Each line in the data holding "Online" should be listed.

----

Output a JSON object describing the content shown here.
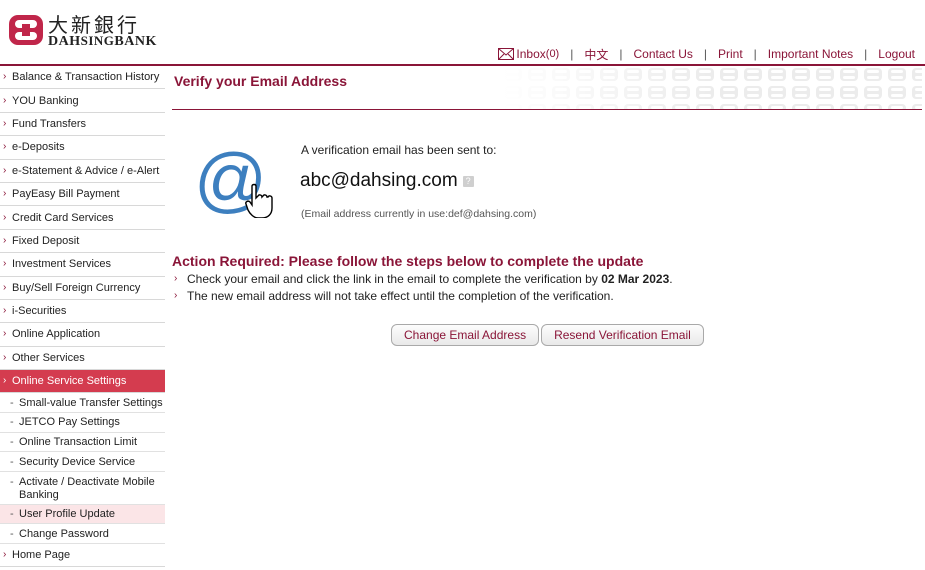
{
  "brand": {
    "name_cn": "大新銀行",
    "name_en_dah": "DAH",
    "name_en_sing": "SING",
    "name_en_bank": "BANK",
    "logo_color": "#c0264a"
  },
  "topnav": {
    "inbox_label": "Inbox",
    "inbox_count": "(0)",
    "language_label": "中文",
    "contact_label": "Contact Us",
    "print_label": "Print",
    "notes_label": "Important Notes",
    "logout_label": "Logout",
    "separator": "|"
  },
  "sidebar": {
    "items": [
      {
        "label": "Balance & Transaction History"
      },
      {
        "label": "YOU Banking"
      },
      {
        "label": "Fund Transfers"
      },
      {
        "label": "e-Deposits"
      },
      {
        "label": "e-Statement & Advice / e-Alert"
      },
      {
        "label": "PayEasy Bill Payment"
      },
      {
        "label": "Credit Card Services"
      },
      {
        "label": "Fixed Deposit"
      },
      {
        "label": "Investment Services"
      },
      {
        "label": "Buy/Sell Foreign Currency"
      },
      {
        "label": "i-Securities"
      },
      {
        "label": "Online Application"
      },
      {
        "label": "Other Services"
      },
      {
        "label": "Online Service Settings"
      }
    ],
    "subitems": [
      {
        "label": "Small-value Transfer Settings"
      },
      {
        "label": "JETCO Pay Settings"
      },
      {
        "label": "Online Transaction Limit"
      },
      {
        "label": "Security Device Service"
      },
      {
        "label": "Activate / Deactivate Mobile Banking"
      },
      {
        "label": "User Profile Update"
      },
      {
        "label": "Change Password"
      }
    ],
    "home": {
      "label": "Home Page"
    },
    "active_color": "#d43c4f"
  },
  "main": {
    "title": "Verify your Email Address",
    "sent_label": "A verification email has been sent to:",
    "new_email": "abc@dahsing.com",
    "help_icon": "?",
    "current_email_label": "(Email address currently in use:",
    "current_email_value": "def@dahsing.com",
    "current_email_close": ")",
    "action_title": "Action Required: Please follow the steps below to complete the update",
    "steps": [
      {
        "text_before": "Check your email and click the link in the email to complete the verification by ",
        "date": "02 Mar 2023",
        "text_after": "."
      },
      {
        "text": "The new email address will not take effect until the completion of the verification."
      }
    ],
    "buttons": {
      "change_email": "Change Email Address",
      "resend": "Resend Verification Email"
    },
    "accent_color": "#8a1538",
    "at_icon": "at-sign-icon",
    "cursor_icon": "hand-pointer-icon"
  }
}
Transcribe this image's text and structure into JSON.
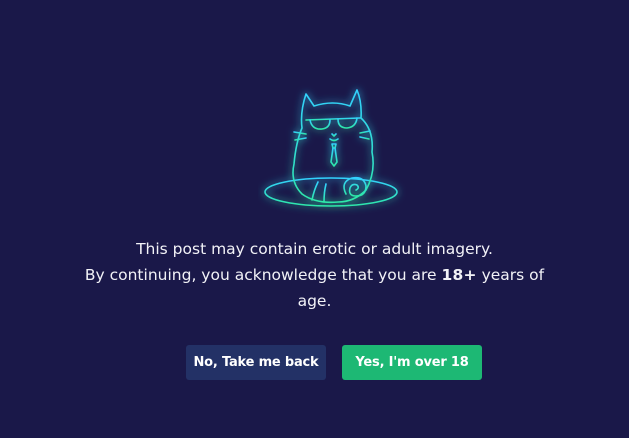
{
  "age_gate": {
    "illustration_icon": "cat-with-sunglasses-icon",
    "message_line1": "This post may contain erotic or adult imagery.",
    "message_line2_prefix": "By continuing, you acknowledge that you are",
    "message_age": "18+",
    "message_line2_suffix": "years of",
    "message_line3": "age.",
    "back_button_label": "No, Take me back",
    "confirm_button_label": "Yes, I'm over 18"
  },
  "colors": {
    "background": "#1a1849",
    "back_button": "#233166",
    "confirm_button": "#1db874",
    "neon_cyan": "#33d1ff",
    "neon_green": "#2ee8a8"
  }
}
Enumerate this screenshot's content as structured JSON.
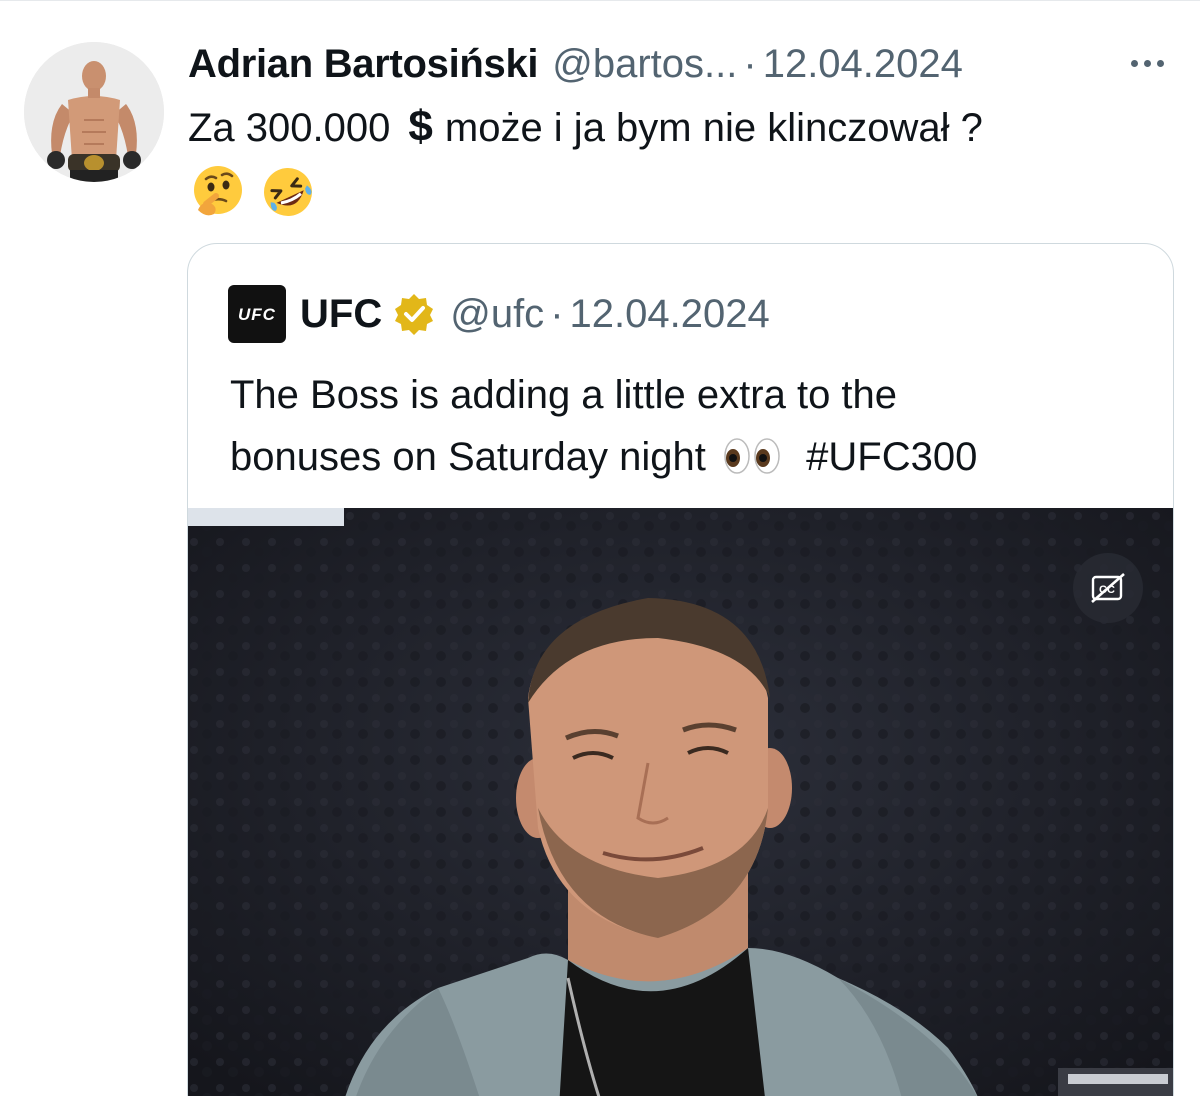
{
  "tweet": {
    "author": {
      "display_name": "Adrian Bartosiński",
      "handle": "@bartos...",
      "separator": "·",
      "date": "12.04.2024"
    },
    "text": "Za 300.000",
    "money_icon": "$",
    "text_after": "może i ja bym nie klinczował ?",
    "emojis": [
      "thinking-face",
      "rolling-on-the-floor-laughing"
    ]
  },
  "quote": {
    "author": {
      "display_name": "UFC",
      "handle": "@ufc",
      "separator": "·",
      "date": "12.04.2024",
      "logo_text": "UFC",
      "verified": true
    },
    "text_line1": "The Boss is adding a little extra to the",
    "text_line2_before": "bonuses on Saturday night",
    "text_line2_emoji": "eyes",
    "hashtag": "#UFC300",
    "media": {
      "type": "video",
      "cc_icon": "closed-captions-off-icon"
    }
  },
  "colors": {
    "text_primary": "#0f1419",
    "text_secondary": "#536471",
    "border": "#cfd9de",
    "verified_gold": "#e2b719"
  }
}
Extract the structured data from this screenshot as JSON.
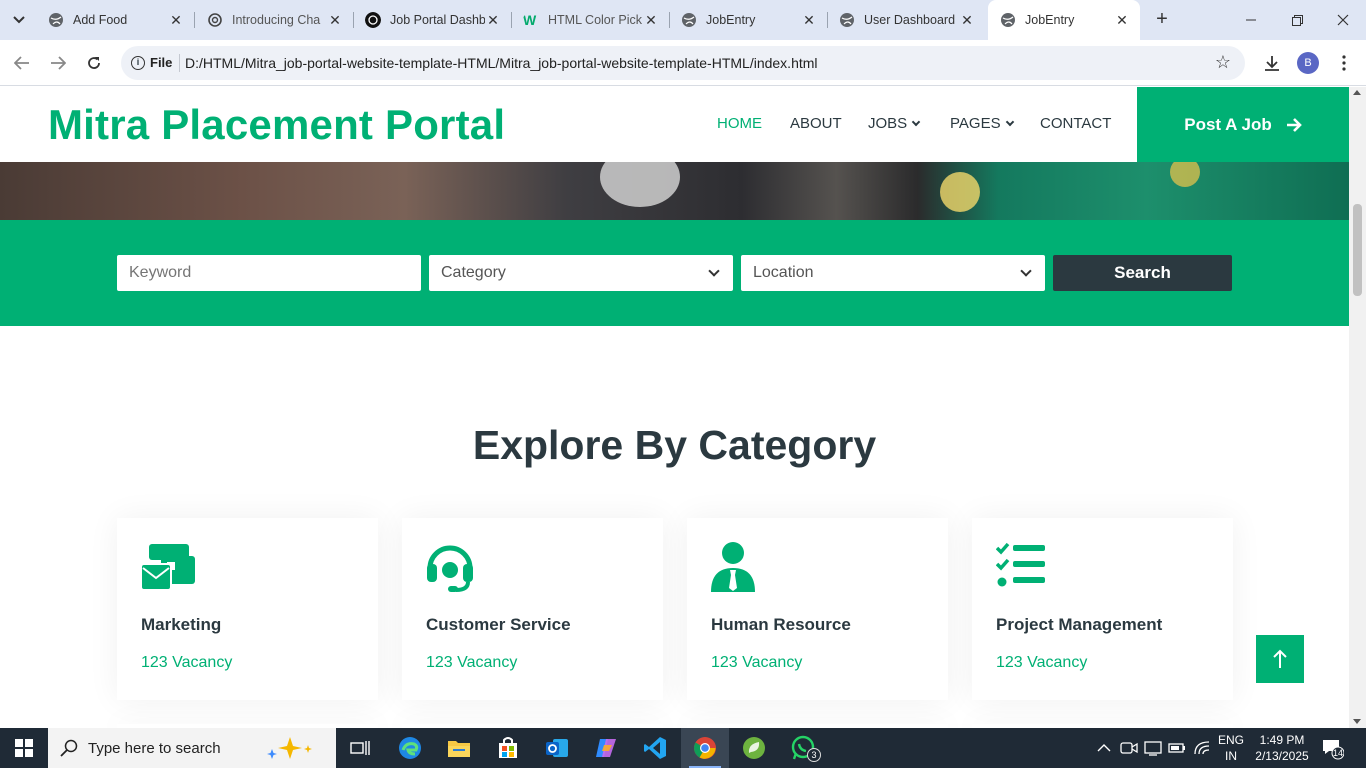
{
  "browser": {
    "tabs": [
      {
        "title": "Add Food",
        "favicon": "globe-icon",
        "active": false
      },
      {
        "title": "Introducing Cha",
        "favicon": "openai-icon",
        "active": false
      },
      {
        "title": "Job Portal Dashb",
        "favicon": "openai-icon",
        "active": false
      },
      {
        "title": "HTML Color Pick",
        "favicon": "w3schools-icon",
        "active": false
      },
      {
        "title": "JobEntry",
        "favicon": "globe-icon",
        "active": false
      },
      {
        "title": "User Dashboard",
        "favicon": "globe-icon",
        "active": false
      },
      {
        "title": "JobEntry",
        "favicon": "globe-icon",
        "active": true
      }
    ],
    "address": {
      "scheme_chip": "File",
      "url": "D:/HTML/Mitra_job-portal-website-template-HTML/Mitra_job-portal-website-template-HTML/index.html"
    },
    "profile_initial": "B"
  },
  "site": {
    "brand": "Mitra Placement Portal",
    "nav": [
      {
        "label": "HOME",
        "active": true,
        "dropdown": false
      },
      {
        "label": "ABOUT",
        "active": false,
        "dropdown": false
      },
      {
        "label": "JOBS",
        "active": false,
        "dropdown": true
      },
      {
        "label": "PAGES",
        "active": false,
        "dropdown": true
      },
      {
        "label": "CONTACT",
        "active": false,
        "dropdown": false
      }
    ],
    "post_job_label": "Post A Job",
    "search": {
      "keyword_placeholder": "Keyword",
      "category_value": "Category",
      "location_value": "Location",
      "button_label": "Search"
    },
    "section_title": "Explore By Category",
    "categories": [
      {
        "name": "Marketing",
        "vacancy": "123 Vacancy",
        "icon": "mail-bulk-icon"
      },
      {
        "name": "Customer Service",
        "vacancy": "123 Vacancy",
        "icon": "headset-icon"
      },
      {
        "name": "Human Resource",
        "vacancy": "123 Vacancy",
        "icon": "user-tie-icon"
      },
      {
        "name": "Project Management",
        "vacancy": "123 Vacancy",
        "icon": "tasks-icon"
      }
    ],
    "colors": {
      "primary": "#00B074",
      "dark": "#2B3940"
    }
  },
  "taskbar": {
    "search_placeholder": "Type here to search",
    "whatsapp_badge": "3",
    "language": [
      "ENG",
      "IN"
    ],
    "time": "1:49 PM",
    "date": "2/13/2025",
    "notification_count": "14"
  }
}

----

▶ _WORKED SOLUTION_:
        "label": "Online Application"
        "label": "Online Service Settings"
        "label": "Online Transaction Limit"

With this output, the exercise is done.